▸ **YOUR GOAL**
Restate each record word for word, from the first to the last.
(Beginning of DATA PROVIDED)
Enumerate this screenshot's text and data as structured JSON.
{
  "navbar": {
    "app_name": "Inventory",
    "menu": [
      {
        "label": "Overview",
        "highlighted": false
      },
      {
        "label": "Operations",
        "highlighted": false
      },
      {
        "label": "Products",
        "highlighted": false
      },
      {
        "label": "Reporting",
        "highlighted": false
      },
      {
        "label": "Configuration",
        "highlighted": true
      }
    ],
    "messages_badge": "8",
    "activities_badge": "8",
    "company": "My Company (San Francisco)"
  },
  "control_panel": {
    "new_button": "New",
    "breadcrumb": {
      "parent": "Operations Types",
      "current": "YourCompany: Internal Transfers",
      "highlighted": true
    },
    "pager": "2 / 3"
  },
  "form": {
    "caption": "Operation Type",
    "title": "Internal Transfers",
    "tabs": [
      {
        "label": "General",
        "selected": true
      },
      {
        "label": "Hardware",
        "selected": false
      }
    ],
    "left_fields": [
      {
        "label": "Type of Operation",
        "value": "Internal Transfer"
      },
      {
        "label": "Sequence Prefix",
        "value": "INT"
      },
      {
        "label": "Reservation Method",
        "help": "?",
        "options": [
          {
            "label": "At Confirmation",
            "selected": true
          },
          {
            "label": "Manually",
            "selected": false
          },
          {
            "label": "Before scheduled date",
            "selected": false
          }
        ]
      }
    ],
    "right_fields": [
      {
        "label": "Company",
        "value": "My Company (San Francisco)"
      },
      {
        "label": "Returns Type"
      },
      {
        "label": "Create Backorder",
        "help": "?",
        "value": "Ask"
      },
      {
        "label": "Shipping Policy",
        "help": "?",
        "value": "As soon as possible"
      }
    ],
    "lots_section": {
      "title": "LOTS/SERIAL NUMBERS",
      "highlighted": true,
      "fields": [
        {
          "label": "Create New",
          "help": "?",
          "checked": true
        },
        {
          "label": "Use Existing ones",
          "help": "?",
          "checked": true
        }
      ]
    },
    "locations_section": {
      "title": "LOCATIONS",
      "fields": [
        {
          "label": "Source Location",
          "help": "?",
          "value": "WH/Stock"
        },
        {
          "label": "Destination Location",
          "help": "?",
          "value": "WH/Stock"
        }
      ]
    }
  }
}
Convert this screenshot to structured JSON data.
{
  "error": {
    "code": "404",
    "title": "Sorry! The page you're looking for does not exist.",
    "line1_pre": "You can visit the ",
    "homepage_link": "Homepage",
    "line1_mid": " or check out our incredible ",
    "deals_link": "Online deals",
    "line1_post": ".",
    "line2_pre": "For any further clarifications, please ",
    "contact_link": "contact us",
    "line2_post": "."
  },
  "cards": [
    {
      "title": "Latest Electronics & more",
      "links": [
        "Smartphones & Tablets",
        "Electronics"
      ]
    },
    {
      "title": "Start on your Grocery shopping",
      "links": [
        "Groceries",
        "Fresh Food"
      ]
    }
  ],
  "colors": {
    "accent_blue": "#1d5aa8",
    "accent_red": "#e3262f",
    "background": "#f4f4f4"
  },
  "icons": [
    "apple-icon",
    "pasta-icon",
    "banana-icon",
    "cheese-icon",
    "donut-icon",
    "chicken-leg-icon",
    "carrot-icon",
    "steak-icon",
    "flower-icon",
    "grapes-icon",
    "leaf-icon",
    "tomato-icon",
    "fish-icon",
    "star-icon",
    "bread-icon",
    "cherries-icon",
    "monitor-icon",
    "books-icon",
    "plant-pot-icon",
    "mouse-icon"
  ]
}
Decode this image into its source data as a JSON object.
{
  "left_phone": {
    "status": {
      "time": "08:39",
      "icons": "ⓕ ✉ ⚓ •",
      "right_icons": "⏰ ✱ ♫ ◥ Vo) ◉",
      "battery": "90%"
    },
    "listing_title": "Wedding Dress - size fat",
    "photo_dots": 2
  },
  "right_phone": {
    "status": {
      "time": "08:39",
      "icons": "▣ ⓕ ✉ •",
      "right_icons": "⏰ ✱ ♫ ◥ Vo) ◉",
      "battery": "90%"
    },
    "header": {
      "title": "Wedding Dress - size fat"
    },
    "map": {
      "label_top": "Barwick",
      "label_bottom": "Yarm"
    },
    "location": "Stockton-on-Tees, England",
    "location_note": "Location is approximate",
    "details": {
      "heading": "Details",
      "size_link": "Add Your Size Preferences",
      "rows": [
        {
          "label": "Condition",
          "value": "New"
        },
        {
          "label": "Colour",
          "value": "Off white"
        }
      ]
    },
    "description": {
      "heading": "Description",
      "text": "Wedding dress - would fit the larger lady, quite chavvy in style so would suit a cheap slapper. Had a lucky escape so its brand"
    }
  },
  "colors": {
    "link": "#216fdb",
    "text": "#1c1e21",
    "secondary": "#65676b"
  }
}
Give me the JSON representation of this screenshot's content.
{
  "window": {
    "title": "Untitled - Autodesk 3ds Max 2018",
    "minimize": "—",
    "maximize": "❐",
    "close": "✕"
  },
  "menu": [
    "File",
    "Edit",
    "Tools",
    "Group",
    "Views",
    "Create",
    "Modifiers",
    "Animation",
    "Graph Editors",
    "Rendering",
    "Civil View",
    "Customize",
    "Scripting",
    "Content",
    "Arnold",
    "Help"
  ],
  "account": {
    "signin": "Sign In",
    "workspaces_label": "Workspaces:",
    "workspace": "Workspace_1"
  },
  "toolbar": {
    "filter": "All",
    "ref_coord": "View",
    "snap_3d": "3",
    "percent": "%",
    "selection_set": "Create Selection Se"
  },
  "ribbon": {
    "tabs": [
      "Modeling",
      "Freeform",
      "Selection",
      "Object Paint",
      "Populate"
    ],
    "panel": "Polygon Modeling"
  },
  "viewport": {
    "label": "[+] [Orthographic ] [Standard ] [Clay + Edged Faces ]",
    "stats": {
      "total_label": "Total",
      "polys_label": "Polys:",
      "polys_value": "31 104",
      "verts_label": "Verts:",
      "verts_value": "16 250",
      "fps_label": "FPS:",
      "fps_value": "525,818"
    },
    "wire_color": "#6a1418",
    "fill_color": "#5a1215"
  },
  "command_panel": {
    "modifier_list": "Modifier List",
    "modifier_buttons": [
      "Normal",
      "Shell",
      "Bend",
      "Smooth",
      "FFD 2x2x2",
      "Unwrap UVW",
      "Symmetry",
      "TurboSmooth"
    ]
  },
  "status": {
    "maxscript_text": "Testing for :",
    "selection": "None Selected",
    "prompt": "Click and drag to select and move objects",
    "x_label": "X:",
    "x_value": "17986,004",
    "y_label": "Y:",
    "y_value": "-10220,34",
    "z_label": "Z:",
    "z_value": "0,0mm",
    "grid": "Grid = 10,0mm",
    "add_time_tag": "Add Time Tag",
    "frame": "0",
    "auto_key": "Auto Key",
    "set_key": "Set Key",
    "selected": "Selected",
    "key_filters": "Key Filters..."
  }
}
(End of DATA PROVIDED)
▸ **YOUR SOLUTION**
Enumerate this screenshot's text and data as structured JSON.
{
  "navbar": {
    "app_name": "Inventory",
    "menu": [
      {
        "label": "Overview",
        "highlighted": false
      },
      {
        "label": "Operations",
        "highlighted": false
      },
      {
        "label": "Products",
        "highlighted": false
      },
      {
        "label": "Reporting",
        "highlighted": false
      },
      {
        "label": "Configuration",
        "highlighted": true
      }
    ],
    "messages_badge": "8",
    "activities_badge": "8",
    "company": "My Company (San Francisco)"
  },
  "control_panel": {
    "new_button": "New",
    "breadcrumb": {
      "parent": "Operations Types",
      "current": "YourCompany: Internal Transfers",
      "highlighted": true
    },
    "pager": "2 / 3"
  },
  "form": {
    "caption": "Operation Type",
    "title": "Internal Transfers",
    "tabs": [
      {
        "label": "General",
        "selected": true
      },
      {
        "label": "Hardware",
        "selected": false
      }
    ],
    "left_fields": [
      {
        "label": "Type of Operation",
        "value": "Internal Transfer"
      },
      {
        "label": "Sequence Prefix",
        "value": "INT"
      },
      {
        "label": "Reservation Method",
        "help": "?",
        "options": [
          {
            "label": "At Confirmation",
            "selected": true
          },
          {
            "label": "Manually",
            "selected": false
          },
          {
            "label": "Before scheduled date",
            "selected": false
          }
        ]
      }
    ],
    "right_fields": [
      {
        "label": "Company",
        "value": "My Company (San Francisco)"
      },
      {
        "label": "Returns Type"
      },
      {
        "label": "Create Backorder",
        "help": "?",
        "value": "Ask"
      },
      {
        "label": "Shipping Policy",
        "help": "?",
        "value": "As soon as possible"
      }
    ],
    "lots_section": {
      "title": "LOTS/SERIAL NUMBERS",
      "highlighted": true,
      "fields": [
        {
          "label": "Create New",
          "help": "?",
          "checked": true
        },
        {
          "label": "Use Existing ones",
          "help": "?",
          "checked": true
        }
      ]
    },
    "locations_section": {
      "title": "LOCATIONS",
      "fields": [
        {
          "label": "Source Location",
          "help": "?",
          "value": "WH/Stock"
        },
        {
          "label": "Destination Location",
          "help": "?",
          "value": "WH/Stock"
        }
      ]
    }
  }
}
Convert this screenshot to structured JSON data.
{
  "error": {
    "code": "404",
    "title": "Sorry! The page you're looking for does not exist.",
    "line1_pre": "You can visit the ",
    "homepage_link": "Homepage",
    "line1_mid": " or check out our incredible ",
    "deals_link": "Online deals",
    "line1_post": ".",
    "line2_pre": "For any further clarifications, please ",
    "contact_link": "contact us",
    "line2_post": "."
  },
  "cards": [
    {
      "title": "Latest Electronics & more",
      "links": [
        "Smartphones & Tablets",
        "Electronics"
      ]
    },
    {
      "title": "Start on your Grocery shopping",
      "links": [
        "Groceries",
        "Fresh Food"
      ]
    }
  ],
  "colors": {
    "accent_blue": "#1d5aa8",
    "accent_red": "#e3262f",
    "background": "#f4f4f4"
  },
  "icons": [
    "apple-icon",
    "pasta-icon",
    "banana-icon",
    "cheese-icon",
    "donut-icon",
    "chicken-leg-icon",
    "carrot-icon",
    "steak-icon",
    "flower-icon",
    "grapes-icon",
    "leaf-icon",
    "tomato-icon",
    "fish-icon",
    "star-icon",
    "bread-icon",
    "cherries-icon",
    "monitor-icon",
    "books-icon",
    "plant-pot-icon",
    "mouse-icon"
  ]
}
Decode this image into its source data as a JSON object.
{
  "left_phone": {
    "status": {
      "time": "08:39",
      "icons": "ⓕ ✉ ⚓ •",
      "right_icons": "⏰ ✱ ♫ ◥ Vo) ◉",
      "battery": "90%"
    },
    "listing_title": "Wedding Dress - size fat",
    "photo_dots": 2
  },
  "right_phone": {
    "status": {
      "time": "08:39",
      "icons": "▣ ⓕ ✉ •",
      "right_icons": "⏰ ✱ ♫ ◥ Vo) ◉",
      "battery": "90%"
    },
    "header": {
      "title": "Wedding Dress - size fat"
    },
    "map": {
      "label_top": "Barwick",
      "label_bottom": "Yarm"
    },
    "location": "Stockton-on-Tees, England",
    "location_note": "Location is approximate",
    "details": {
      "heading": "Details",
      "size_link": "Add Your Size Preferences",
      "rows": [
        {
          "label": "Condition",
          "value": "New"
        },
        {
          "label": "Colour",
          "value": "Off white"
        }
      ]
    },
    "description": {
      "heading": "Description",
      "text": "Wedding dress - would fit the larger lady, quite chavvy in style so would suit a cheap slapper. Had a lucky escape so its brand"
    }
  },
  "colors": {
    "link": "#216fdb",
    "text": "#1c1e21",
    "secondary": "#65676b"
  }
}
Give me the JSON representation of this screenshot's content.
{
  "window": {
    "title": "Untitled - Autodesk 3ds Max 2018",
    "minimize": "—",
    "maximize": "❐",
    "close": "✕"
  },
  "menu": [
    "File",
    "Edit",
    "Tools",
    "Group",
    "Views",
    "Create",
    "Modifiers",
    "Animation",
    "Graph Editors",
    "Rendering",
    "Civil View",
    "Customize",
    "Scripting",
    "Content",
    "Arnold",
    "Help"
  ],
  "account": {
    "signin": "Sign In",
    "workspaces_label": "Workspaces:",
    "workspace": "Workspace_1"
  },
  "toolbar": {
    "filter": "All",
    "ref_coord": "View",
    "snap_3d": "3",
    "percent": "%",
    "selection_set": "Create Selection Se"
  },
  "ribbon": {
    "tabs": [
      "Modeling",
      "Freeform",
      "Selection",
      "Object Paint",
      "Populate"
    ],
    "panel": "Polygon Modeling"
  },
  "viewport": {
    "label": "[+] [Orthographic ] [Standard ] [Clay + Edged Faces ]",
    "stats": {
      "total_label": "Total",
      "polys_label": "Polys:",
      "polys_value": "31 104",
      "verts_label": "Verts:",
      "verts_value": "16 250",
      "fps_label": "FPS:",
      "fps_value": "525,818"
    },
    "wire_color": "#6a1418",
    "fill_color": "#5a1215"
  },
  "command_panel": {
    "modifier_list": "Modifier List",
    "modifier_buttons": [
      "Normal",
      "Shell",
      "Bend",
      "Smooth",
      "FFD 2x2x2",
      "Unwrap UVW",
      "Symmetry",
      "TurboSmooth"
    ]
  },
  "status": {
    "maxscript_text": "Testing for :",
    "selection": "None Selected",
    "prompt": "Click and drag to select and move objects",
    "x_label": "X:",
    "x_value": "17986,004",
    "y_label": "Y:",
    "y_value": "-10220,34",
    "z_label": "Z:",
    "z_value": "0,0mm",
    "grid": "Grid = 10,0mm",
    "add_time_tag": "Add Time Tag",
    "frame": "0",
    "auto_key": "Auto Key",
    "set_key": "Set Key",
    "selected": "Selected",
    "key_filters": "Key Filters..."
  }
}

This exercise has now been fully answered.